- REQUIRED WORK
Filter the data for "current" and copy matching lines.

- MATERIAL SHOWN
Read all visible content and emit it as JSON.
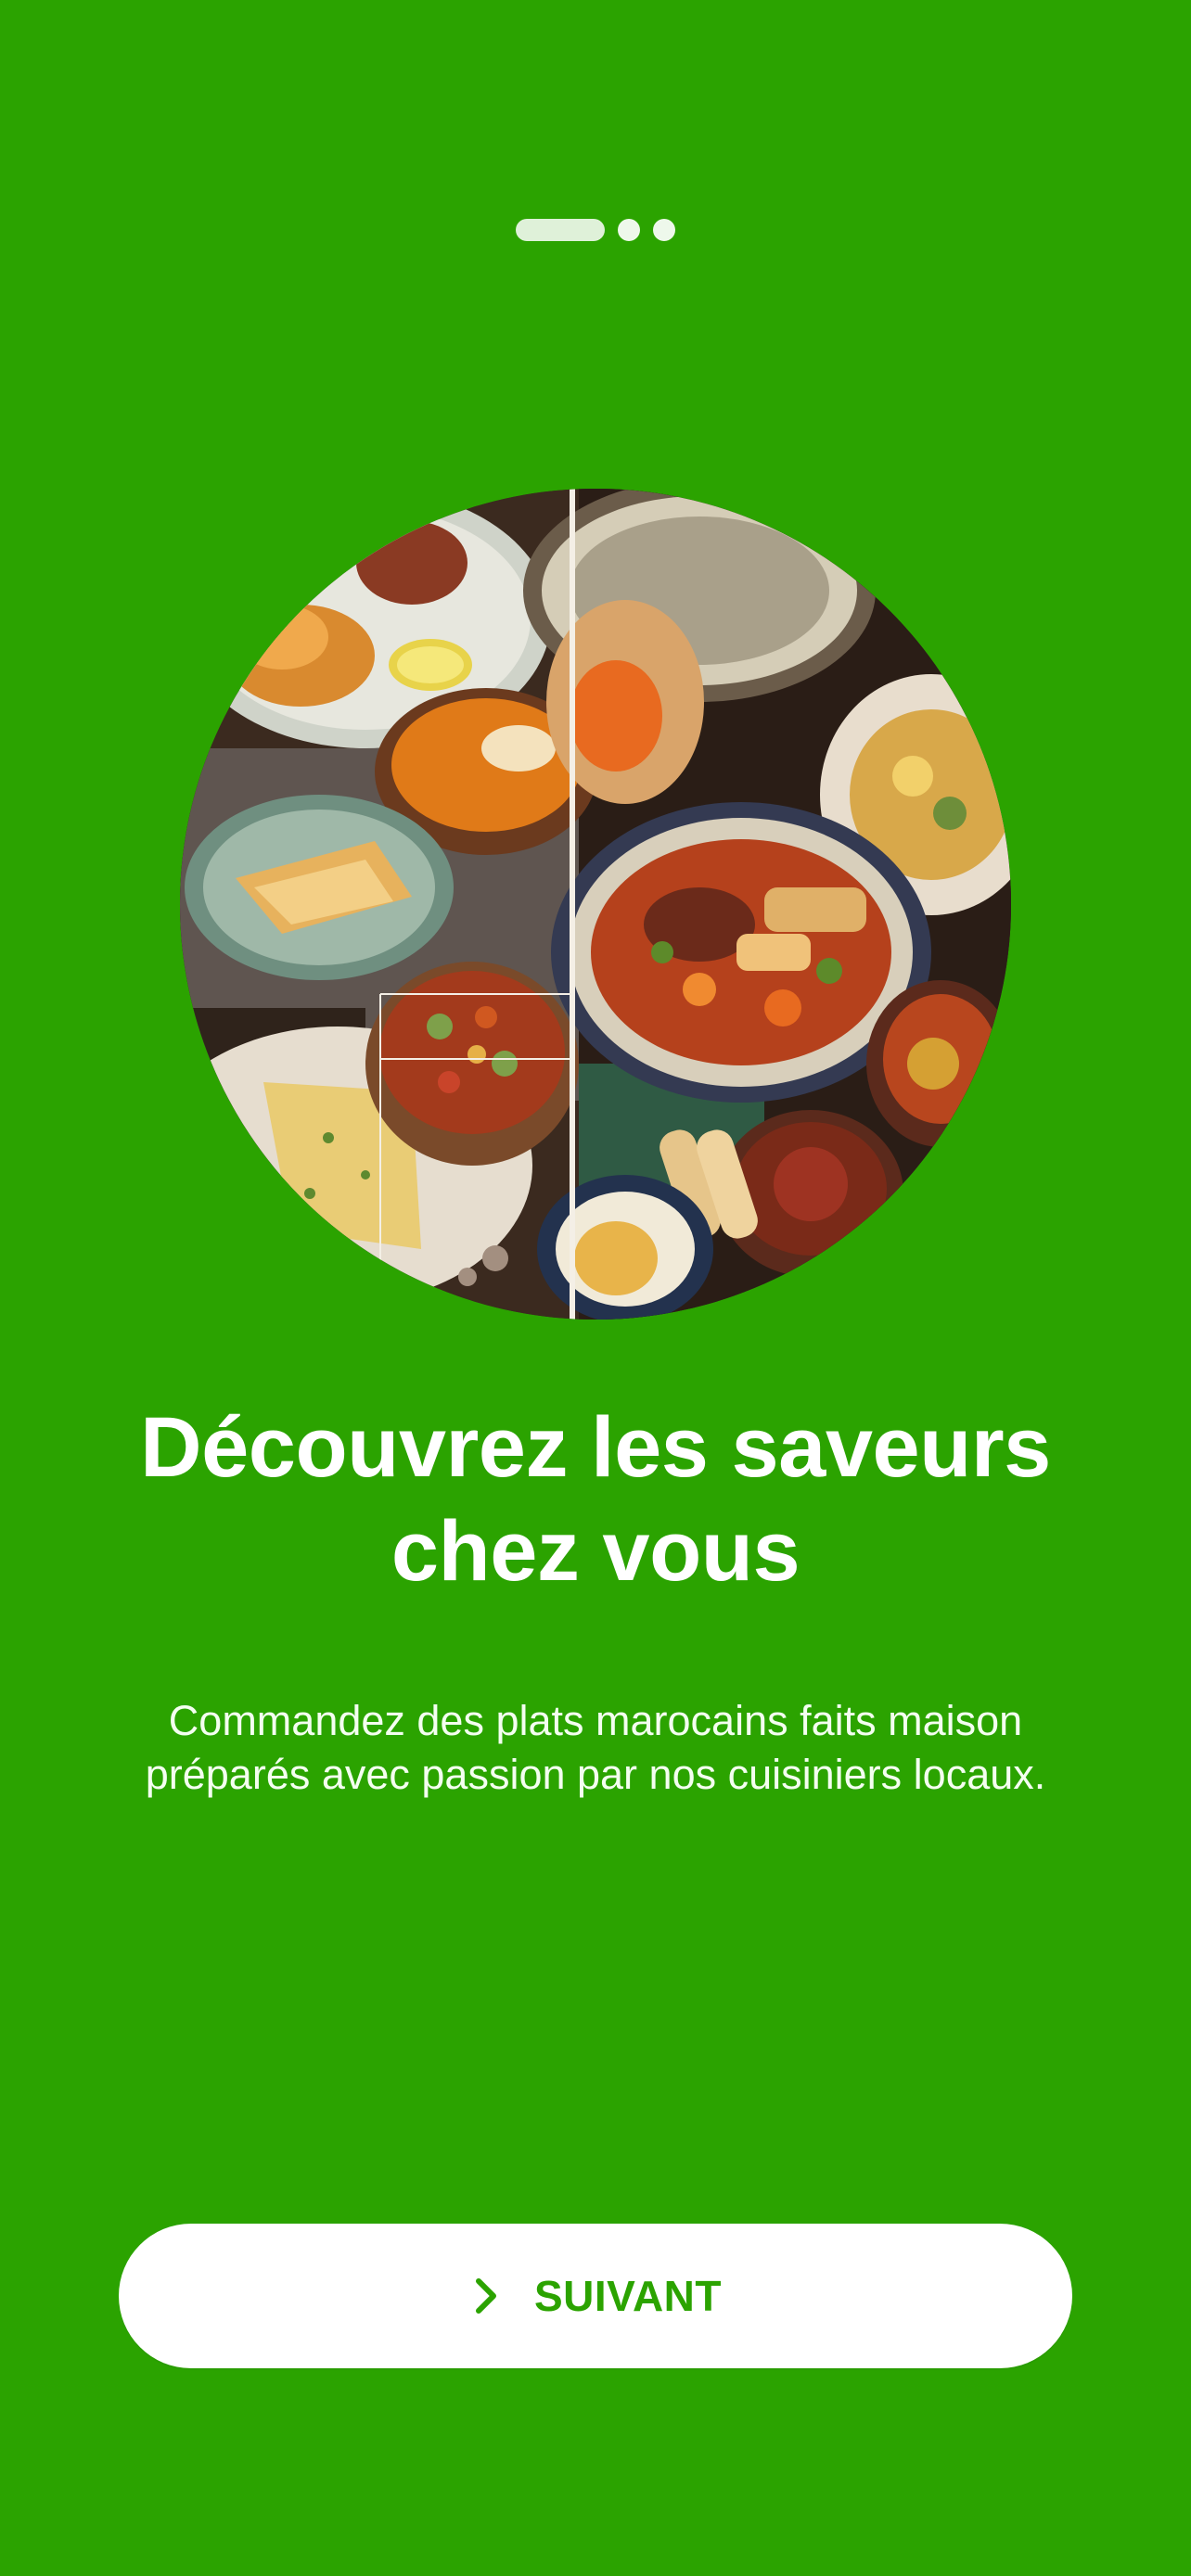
{
  "theme": {
    "background": "#2ba300",
    "accent": "#2ba300",
    "text": "#ffffff"
  },
  "onboarding": {
    "page_indicator": {
      "total": 3,
      "current": 1
    },
    "image": {
      "icon": "moroccan-dishes-collage"
    },
    "title": "Découvrez les saveurs chez vous",
    "subtitle": "Commandez des plats marocains faits maison préparés avec passion par nos cuisiniers locaux.",
    "next_button": {
      "label": "SUIVANT",
      "icon": "chevron-right-icon"
    }
  }
}
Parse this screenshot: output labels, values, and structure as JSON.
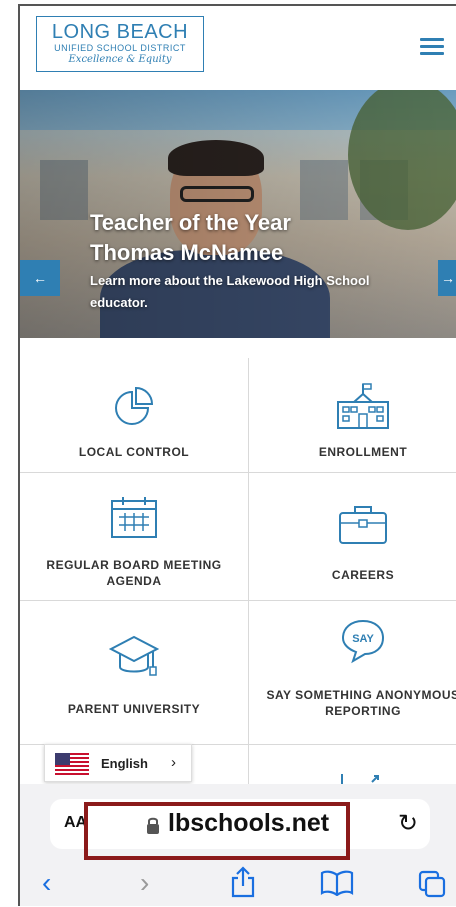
{
  "header": {
    "logo_line1": "LONG BEACH",
    "logo_line2": "UNIFIED SCHOOL DISTRICT",
    "logo_tagline": "Excellence & Equity"
  },
  "hero": {
    "title_line1": "Teacher of the Year",
    "title_line2": "Thomas McNamee",
    "subtitle": "Learn more about the Lakewood High School educator.",
    "prev_arrow": "←",
    "next_arrow": "→"
  },
  "tiles": [
    {
      "label": "LOCAL CONTROL",
      "icon": "pie-chart-icon"
    },
    {
      "label": "ENROLLMENT",
      "icon": "school-building-icon"
    },
    {
      "label": "REGULAR BOARD MEETING AGENDA",
      "icon": "calendar-icon"
    },
    {
      "label": "CAREERS",
      "icon": "briefcase-icon"
    },
    {
      "label": "PARENT UNIVERSITY",
      "icon": "graduation-cap-icon"
    },
    {
      "label": "SAY SOMETHING ANONYMOUS REPORTING",
      "icon": "say-bubble-icon",
      "icon_text": "SAY"
    }
  ],
  "language": {
    "label": "English",
    "chevron": "›"
  },
  "browser": {
    "aa_label": "AA",
    "url": "lbschools.net",
    "accent": "#1a6fe0",
    "highlight_color": "#8b1a1a"
  },
  "colors": {
    "brand": "#2f7fb3"
  }
}
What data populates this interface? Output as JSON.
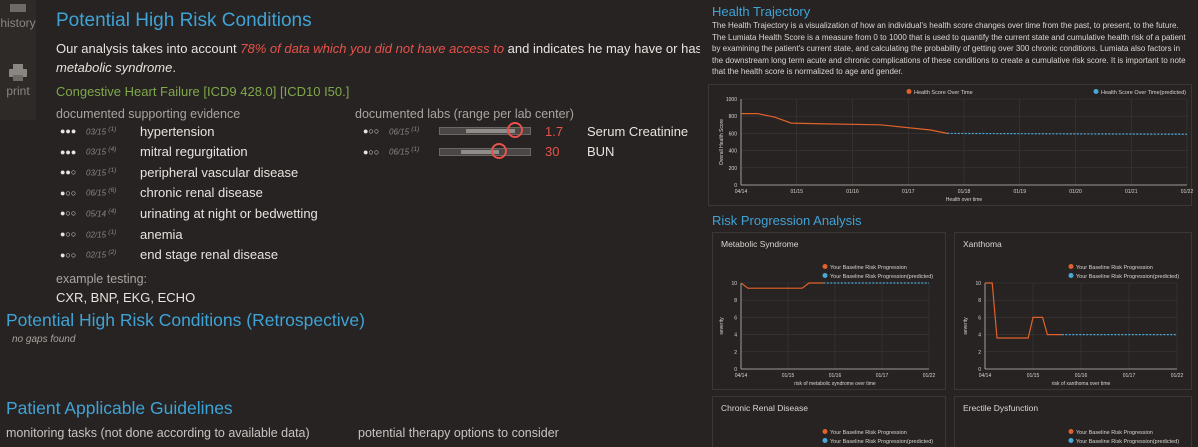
{
  "toolbar": {
    "history_label": "history",
    "print_label": "print"
  },
  "conditions": {
    "title": "Potential High Risk Conditions",
    "intro_part1": "Our analysis takes into account ",
    "intro_highlight": "78% of data which you did not have access to",
    "intro_part2": " and indicates he may have or has a high ri",
    "intro_line2": "metabolic syndrome",
    "intro_line2_end": ".",
    "condition_name": "Congestive Heart Failure [ICD9 428.0] [ICD10 I50.]",
    "evidence_header": "documented supporting evidence",
    "evidence": [
      {
        "dots": "●●●",
        "date": "03/15",
        "sup": "(1)",
        "label": "hypertension"
      },
      {
        "dots": "●●●",
        "date": "03/15",
        "sup": "(4)",
        "label": "mitral regurgitation"
      },
      {
        "dots": "●●○",
        "date": "03/15",
        "sup": "(1)",
        "label": "peripheral vascular disease"
      },
      {
        "dots": "●○○",
        "date": "06/15",
        "sup": "(6)",
        "label": "chronic renal disease"
      },
      {
        "dots": "●○○",
        "date": "05/14",
        "sup": "(4)",
        "label": "urinating at night or bedwetting"
      },
      {
        "dots": "●○○",
        "date": "02/15",
        "sup": "(1)",
        "label": "anemia"
      },
      {
        "dots": "●○○",
        "date": "02/15",
        "sup": "(2)",
        "label": "end stage renal disease"
      }
    ],
    "labs_header": "documented labs (range per lab center)",
    "labs": [
      {
        "dots": "●○○",
        "date": "06/15",
        "sup": "(1)",
        "value": "1.7",
        "name": "Serum Creatinine",
        "fill_fraction": 0.82
      },
      {
        "dots": "●○○",
        "date": "06/15",
        "sup": "(1)",
        "value": "30",
        "name": "BUN",
        "fill_fraction": 0.64
      }
    ],
    "testing_header": "example testing:",
    "testing_value": "CXR, BNP, EKG, ECHO"
  },
  "retro": {
    "title": "Potential High Risk Conditions (Retrospective)",
    "note": "no gaps found"
  },
  "guidelines": {
    "title": "Patient Applicable Guidelines",
    "monitoring_header": "monitoring tasks (not done according to available data)",
    "therapy_header": "potential therapy options to consider"
  },
  "trajectory": {
    "title": "Health Trajectory",
    "description": "The Health Trajectory is a visualization of how an individual's health score changes over time from the past, to present, to the future. The Lumiata Health Score is a measure from 0 to 1000 that is used to quantify the current state and cumulative health risk of a patient by examining the patient's current state, and calculating the probability of getting over 300 chronic conditions. Lumiata also factors in the downstream long term acute and chronic complications of these conditions to create a cumulative risk score. It is important to note that the health score is normalized to age and gender."
  },
  "risk": {
    "title": "Risk Progression Analysis"
  },
  "colors": {
    "accent": "#3fa3d6",
    "past": "#e0622a",
    "predicted": "#4aa8d8",
    "alert": "#e8524a",
    "condition": "#7fa84a"
  },
  "chart_data": [
    {
      "type": "line",
      "title": "",
      "xlabel": "Health over time",
      "ylabel": "Overall Health Score",
      "ylim": [
        0,
        1000
      ],
      "yticks": [
        "0",
        "200",
        "400",
        "600",
        "800",
        "1000"
      ],
      "xticks": [
        "04/14",
        "01/15",
        "01/16",
        "01/17",
        "01/18",
        "01/19",
        "01/20",
        "01/21",
        "01/22"
      ],
      "legend_position": "top-right",
      "series": [
        {
          "name": "Health Score Over Time",
          "x": [
            0,
            0.3,
            0.6,
            0.9,
            1.5,
            2.5,
            3.4,
            3.7
          ],
          "y": [
            830,
            830,
            790,
            720,
            710,
            700,
            640,
            600
          ]
        },
        {
          "name": "Health Score Over Time(predicted)",
          "x": [
            3.7,
            8
          ],
          "y": [
            600,
            590
          ]
        }
      ]
    },
    {
      "type": "line",
      "title": "Metabolic Syndrome",
      "xlabel": "risk of metabolic syndrome over time",
      "ylabel": "severity",
      "ylim": [
        0,
        10
      ],
      "yticks": [
        "0",
        "2",
        "4",
        "6",
        "8",
        "10"
      ],
      "xticks": [
        "04/14",
        "01/15",
        "01/16",
        "01/17",
        "01/22"
      ],
      "legend_position": "top-right",
      "series": [
        {
          "name": "Your Baseline Risk Progression",
          "x": [
            0,
            0.15,
            0.3,
            1.3,
            1.45,
            1.75
          ],
          "y": [
            10,
            9.4,
            9.4,
            9.4,
            10,
            10
          ]
        },
        {
          "name": "Your Baseline Risk Progression(predicted)",
          "x": [
            1.75,
            4
          ],
          "y": [
            10,
            10
          ]
        }
      ]
    },
    {
      "type": "line",
      "title": "Xanthoma",
      "xlabel": "risk of xanthoma over time",
      "ylabel": "severity",
      "ylim": [
        0,
        10
      ],
      "yticks": [
        "0",
        "2",
        "4",
        "6",
        "8",
        "10"
      ],
      "xticks": [
        "04/14",
        "01/15",
        "01/16",
        "01/17",
        "01/22"
      ],
      "legend_position": "top-right",
      "series": [
        {
          "name": "Your Baseline Risk Progression",
          "x": [
            0,
            0.15,
            0.25,
            0.9,
            1.0,
            1.2,
            1.3,
            1.6
          ],
          "y": [
            10,
            10,
            3.6,
            3.6,
            6,
            6,
            4,
            4
          ]
        },
        {
          "name": "Your Baseline Risk Progression(predicted)",
          "x": [
            1.6,
            4
          ],
          "y": [
            4,
            4
          ]
        }
      ]
    }
  ],
  "bottom_cards": [
    {
      "title": "Chronic Renal Disease",
      "legend": [
        "Your Baseline Risk Progression",
        "Your Baseline Risk Progression(predicted)"
      ]
    },
    {
      "title": "Erectile Dysfunction",
      "legend": [
        "Your Baseline Risk Progression",
        "Your Baseline Risk Progression(predicted)"
      ]
    }
  ]
}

- ANSWER SECTION
      "current": 1
    "description": "The Health Trajectory is a visualization of how an individual's health score changes over time from the past, to present, to the future. The Lumiata Health Score is a measure from 0 to 1000 that is used to quantify the current state and cumulative health risk of a patient by examining the patient's current state, and calculating the probability of getting over 300 chronic conditions. Lumiata also factors in the downstream long term acute and chronic complications of these conditions to create a cumulative risk score. It is important to note that the health score is normalized to age and gender."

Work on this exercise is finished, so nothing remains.